I was at dinner the other night, speaking about food while we were eating, when Janette told us that her husband had been trying to make aioli sauce. He had first tried to make it in a blender, but had given up in frustration, but after watching an episode of Anthony Bourdain’s ‘No Reservations’ in Provence, France, he saw that the traditional method uses a mortar and pestle. While watching the old French woman making the aioli, Anthony says “It’s very gentle, the process…You gotta be careful. You have to keep your voice down. Show a little respect for the process…”. Janette said that after watching the show he sat down quietly and carefully made some amazing aioli. The process she described made me want to try it myself.

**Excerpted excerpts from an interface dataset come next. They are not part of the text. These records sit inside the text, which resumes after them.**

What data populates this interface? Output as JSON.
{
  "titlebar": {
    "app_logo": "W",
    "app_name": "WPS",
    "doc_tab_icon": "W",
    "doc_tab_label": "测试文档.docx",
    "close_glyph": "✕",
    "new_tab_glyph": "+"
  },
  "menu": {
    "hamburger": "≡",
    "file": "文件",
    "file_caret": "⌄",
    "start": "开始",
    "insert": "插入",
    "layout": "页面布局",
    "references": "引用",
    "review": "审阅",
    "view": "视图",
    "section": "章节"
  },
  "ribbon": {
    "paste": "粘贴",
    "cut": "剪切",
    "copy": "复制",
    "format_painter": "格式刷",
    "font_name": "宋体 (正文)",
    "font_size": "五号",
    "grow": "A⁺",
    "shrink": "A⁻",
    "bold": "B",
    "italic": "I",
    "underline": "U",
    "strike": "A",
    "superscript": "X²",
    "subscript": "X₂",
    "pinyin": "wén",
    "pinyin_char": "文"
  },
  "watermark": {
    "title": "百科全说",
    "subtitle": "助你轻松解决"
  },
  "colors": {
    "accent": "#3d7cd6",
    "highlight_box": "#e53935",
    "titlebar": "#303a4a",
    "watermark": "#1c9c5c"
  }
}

Aioli (pronounced eye-oh-lee) is similar to garlic mayonnaise, but different. The difference is hard to determine and probably comes down to its method of production. Mayonnaise can be made from different types of oil, but aioli is only ever made from olive oil. Though I’m sure you could just take some mayonnaise and mix in some crushed garlic, the process of making aioli using a motar and pestle is a reason in itself to make it from scratch, as well as the amazing, pungent, delicious sauce that results from your efforts. On a scale of 1 to 10, the taste of this sauce is 11 and it is well worth taking the effort to making yourself.
Aioli is said to be ‘the butter of Provence’, probably because of its hilly nature which is more suitable for goats, sheep and olive trees than cows. Today aioli is closely associated with Provence, though it is probably derived from the Roman sauce ‘aleatum’ which was made from garlic and olive oil. Also in Catalonia, Spain, the same sauce is called Allioli, but it doesn’t contain eggs.
- 3 medium cloves of garlic, sliced
- 0.5 tsp of coarse salt such as kosher or sea salt
- 1 egg yolk
- 1.5 tsp of lemon juice
- 0.5 cups (118ml) of extra virgin olive oil
- Freshly ground black pepper
First prepare your ingredients to hand. Take the phone off the hook, turn off the television, clear your mind and find a quiet place to work. Put the salt and the garlic into the mortar, and using the pestle crush the garlic into a smooth, creamy paste.
Add the egg yolk and the lemon juice, and mix to combine.
With one hand slowly, smoothly and methodically turn the pestle around the mortar in continuous circles. With the other hand add a single drop of olive oil to the mortar while continue to turn the pestle. Add another drop once the first has been fully incorporated. Continue this process, small drops of oil at a time, until the mixture starts to thicken and an emulsion forms, then you can add a bit more oil at a time. However DO NOT try to hurry the process, as the emulsion may split and the oil separates. It should take about 10 minutes. Once all the oil has been absorbed, add some black pepper.
Aioli can last up to 2 weeks in the refrigerator if you can stop yourself from eating it all in one sitting. As well as spreading it on bread like butter, it makes a great dip for vegetables, or to accompany fish or chicken. In Provence it is quite common to have aioli as the centrepiece in ‘Le Grand Aïoli’ which is boiled fish, usually cod, but sometimes chicken, boiled eggs and a selection of vegetables such as green beans, potatoes, carrots or whatever is in season at the time.